Climate policies targeting energy-related CO2 emissions, which act on a global scale over long time horizons, can result in localized, near-term reductions in both air pollution and adverse human health impacts. Focusing on China, the largest energy-using and CO2-emitting nation, we develop a cross-scale modelling approach to quantify these air quality co-benefits, and compare them to the economic costs of climate policy.

 

Nature Climate Change

Earth’s atmosphere just crossed another troubling climate change threshold

By Chris Mooney

For the first time since humans have been monitoring, atmospheric concentrations of carbon dioxide have exceeded 410 parts per million averaged across an entire month, a threshold that pushes the planet ever closer to warming beyond levels that scientists and the international community have deemed “safe.”

 

Washington Post

DOE’s maverick climate model is about to get its first test

By Gabriel Popkin

The world’s growing collection of climate models has a high-profile new entry.
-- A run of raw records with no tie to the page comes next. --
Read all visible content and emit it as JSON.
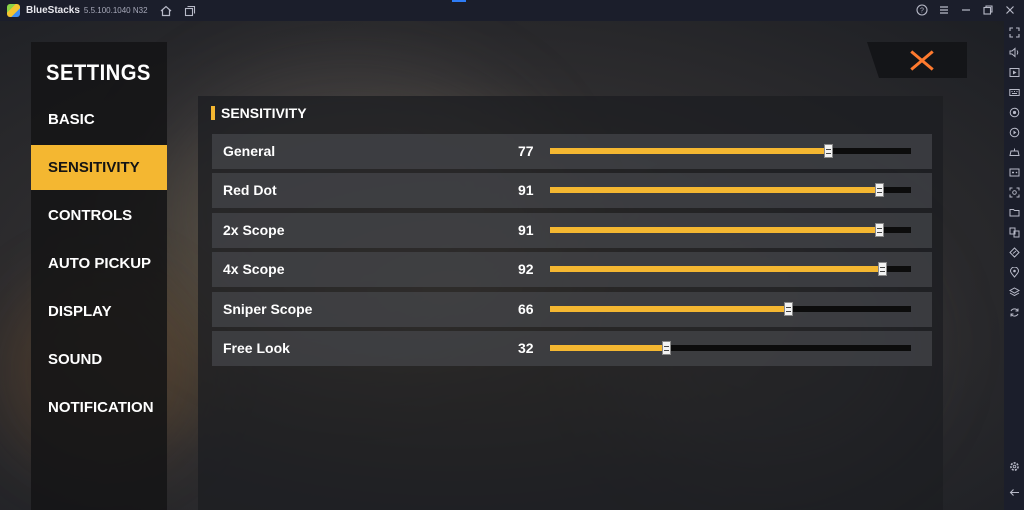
{
  "window": {
    "app_name": "BlueStacks",
    "version": "5.5.100.1040 N32",
    "left_icons": [
      "home-icon",
      "layers-icon"
    ],
    "right_icons": [
      "help-icon",
      "menu-icon",
      "minimize-icon",
      "restore-icon",
      "close-icon"
    ]
  },
  "sidebar_right": {
    "icons": [
      "fullscreen-icon",
      "volume-icon",
      "media-icon",
      "keyboard-icon",
      "record-icon",
      "replay-icon",
      "gamepad-icon",
      "controls-icon",
      "screenshot-icon",
      "folder-icon",
      "multi-instance-icon",
      "eco-icon",
      "location-icon",
      "stack-icon",
      "sync-icon"
    ],
    "bottom_icons": [
      "settings-icon",
      "back-icon"
    ]
  },
  "menu": {
    "title": "SETTINGS",
    "items": [
      {
        "label": "BASIC",
        "active": false
      },
      {
        "label": "SENSITIVITY",
        "active": true
      },
      {
        "label": "CONTROLS",
        "active": false
      },
      {
        "label": "AUTO PICKUP",
        "active": false
      },
      {
        "label": "DISPLAY",
        "active": false
      },
      {
        "label": "SOUND",
        "active": false
      },
      {
        "label": "NOTIFICATION",
        "active": false
      }
    ]
  },
  "panel": {
    "title": "SENSITIVITY",
    "accent": "#f4b731",
    "sliders": [
      {
        "label": "General",
        "value": "77",
        "fraction": 0.77
      },
      {
        "label": "Red Dot",
        "value": "91",
        "fraction": 0.91
      },
      {
        "label": "2x Scope",
        "value": "91",
        "fraction": 0.91
      },
      {
        "label": "4x Scope",
        "value": "92",
        "fraction": 0.92
      },
      {
        "label": "Sniper Scope",
        "value": "66",
        "fraction": 0.66
      },
      {
        "label": "Free Look",
        "value": "32",
        "fraction": 0.32
      }
    ]
  },
  "close": {
    "icon": "close-icon",
    "color": "#ff7a2e"
  }
}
Last week, after nearly 4 years of work, the U.S. Department of Energy (DOE) released computer code and initial results from an ambitious effort to simulate the Earth system. The new model is tailored to run on future supercomputers and designed to forecast not just how climate will change, but also how those changes might stress energy infrastructure.

 

Science

Environmental impact of electric vehicles in China? It depends on how they are charged
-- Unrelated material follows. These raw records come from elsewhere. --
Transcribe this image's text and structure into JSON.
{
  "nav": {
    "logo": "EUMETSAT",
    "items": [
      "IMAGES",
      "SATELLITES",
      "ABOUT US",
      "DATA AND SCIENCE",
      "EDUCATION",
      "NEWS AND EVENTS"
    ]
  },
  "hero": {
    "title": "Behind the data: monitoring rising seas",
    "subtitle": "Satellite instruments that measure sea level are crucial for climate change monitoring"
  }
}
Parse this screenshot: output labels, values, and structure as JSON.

Harvard John A. Paulson School of Engineering and Applied Sciences

Electric vehicles play a key role in China’s plan to improve air quality and reduce CO2 emissions.

 

Science Daily

Feeling the heat

Drought and heatwaves are inextricably linked, and have devastating socio-economic and environmental impacts. This issue features a suite of articles outlining how these extreme events may increase in magnitude and frequency with anthropogenic warming, highlighting the increased need to mitigate and adapt to future conditions.

 

Nature Climate Change

Temperature accelerates the rate fields become forests

Jason D. Fridley and Justin P. Wright

We found consistent evidence that climate is the strongest driver of tree establishment, suggesting that temperature limitation of succession in northern latitudes is likely to be reduced under future warming, potentially increasing rates of carbon uptake on abandoned agricultural land.

PNAS

 



MARIO MOLINA CENTER FOR STRATEGIC STUDIES ON ENERGY AND THE ENVIRONMENT
Prolongacion Paseo de los Laureles No. 458, Despacho 406
Col. Bosques de las Lomas, Cuajimalpa, C.P. 05120, Mexico, D.F.
Telephone: +00 (52-55) 9177 1670